“I just put it up as a conversation piece, to get people talking, you know. There are a lot of prejudiced people in this neighborhood, but I ain’t one of them. The Puerto Ricans, they’re prejudiced too. They don’t even like themselves! I love Martin Luther King, and I voted for Obama, twice! I’m half Italian and half Jewish. My parents met in Africa. I’m not prejudiced at all. One of my tenants was this Thai woman. She lived with me forever.”
Leaving Charles’ house at dusk, I was tempted to duck into Bentley’s Place again. At that hour, I would probably run into Ralph.

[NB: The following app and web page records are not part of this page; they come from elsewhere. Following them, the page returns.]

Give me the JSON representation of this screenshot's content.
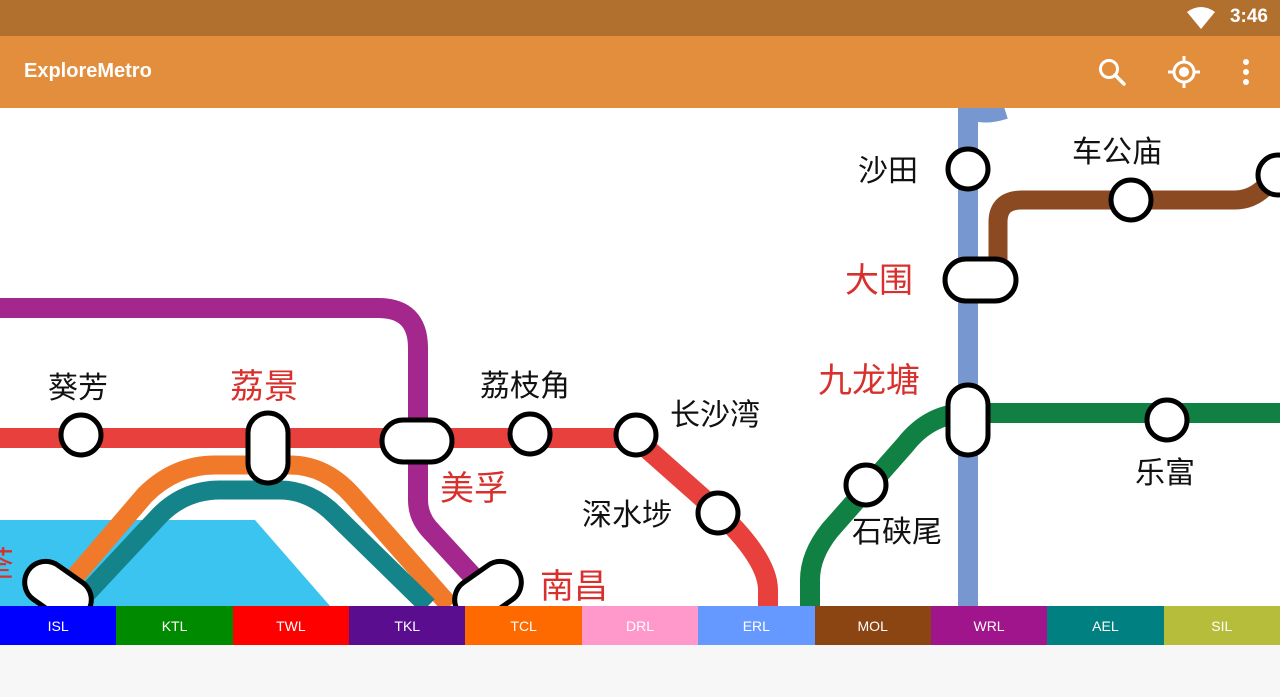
{
  "status_bar": {
    "time": "3:46"
  },
  "app_bar": {
    "title": "ExploreMetro",
    "actions": [
      "search-icon",
      "locate-icon",
      "more-vert-icon"
    ]
  },
  "map": {
    "stations": {
      "kwai_fong": "葵芳",
      "lai_king": "荔景",
      "lai_chi_kok": "荔枝角",
      "cheung_sha_wan": "长沙湾",
      "mei_foo": "美孚",
      "sham_shui_po": "深水埗",
      "nam_cheong": "南昌",
      "sha_tin": "沙田",
      "che_kung_temple": "车公庙",
      "tai_wai": "大围",
      "kowloon_tong": "九龙塘",
      "shek_kip_mei": "石硖尾",
      "lok_fu": "乐富",
      "partial_left": "荃"
    },
    "colors": {
      "tsuen_wan_line": "#e8403c",
      "tung_chung_line": "#f07a2a",
      "airport_express": "#15838a",
      "west_rail_line": "#a3278c",
      "east_rail_line": "#7697cf",
      "ma_on_shan_line": "#8b4a22",
      "kwun_tong_line": "#118043",
      "water": "#3cc4f0"
    }
  },
  "lines": [
    {
      "code": "ISL",
      "color": "#0000ff"
    },
    {
      "code": "KTL",
      "color": "#008a00"
    },
    {
      "code": "TWL",
      "color": "#ff0000"
    },
    {
      "code": "TKL",
      "color": "#5b0d90"
    },
    {
      "code": "TCL",
      "color": "#ff6a00"
    },
    {
      "code": "DRL",
      "color": "#ff99cc"
    },
    {
      "code": "ERL",
      "color": "#6699ff"
    },
    {
      "code": "MOL",
      "color": "#8b4513"
    },
    {
      "code": "WRL",
      "color": "#a0148c"
    },
    {
      "code": "AEL",
      "color": "#008080"
    },
    {
      "code": "SIL",
      "color": "#b5bd3a"
    }
  ]
}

Done with hanging dry wall, this 57-year-old man would treat himself to two beers, no more, for that’s all he can afford now. Once he easily made $200–300 a day. At 13, he got his girlfriend pregnant. At 17, he came to the US from Puerto Rico. Ralph has three kids altogether, from two different women. His younger son, 34, is living with him, and he’s in touch with the others. Thirteen years ago, the mother of his last child got shot six times, but miraculously survived, “I saw her in the hospital, and they got her cut up from her pussy to her neck, and her thigh also. They had all these clamps on her. She stayed in the hospital for nearly a year, and when she got out, she was walking like this,” and he dipped a shoulder and contorted his body, “but now she’s all fine, like nothing ever happened!” She never told him who had tried to kill her, or even why she was shot.
At this hour, the whores were becoming more visible on Kensington Avenue. The economy is so bad, Ralph had told me, you can now get a blow job for only three bucks. Out of cash, Whitey was likely in bed already. Meanwhile, Charles could pop in a video rented from the Woodshed XXX Store. Glancing at each other knowingly, the squirrels clicked their tongues and cackled. One floor above, the garbage man lifted weight. He is saving to buy a house, but with two kids to support on $23,000 a year, gross, the same as working at Taco Bell, it won’t happen for a while, if ever. As the stores closed, zombies straggled about, to be shadowed by those who would profit or take brief pleasure from them.
Kensington has a few nicknames, none too flattering, but I’d like to nominate one more, The CIA’s Asshole, which I got from my long-time friend, James, as we were BS-ing that one time in Bentley’s Place, “All that heroin the CIA sucks up in Afghanistan, where do you think it ends up? It ends up in places like this, so Kensington’s really the CIA’s asshole.”
Leaving the CIA’s Asshole, I got on the El at Kensington and Somerset, and on my way home, I could see, etched against a purple sky, the twin spires of the Visitation Church. The next day, Emily would instruct, coach, coax and inspire her class anew. On her classroom’s wall, there is a quotation: “Whatever you can do or dream, you can. Boldness has genius, power and magic in it. Begin it now—Goethe.” Just across the street, however, there would likely be, as not, a nodding junkie or two.
Linh Dinh is the author of two books of stories, five of poems, and a novel, Love Like Hate. He’s tracking our deteriorating socialscape through his frequently updated photo blog, State of the Union.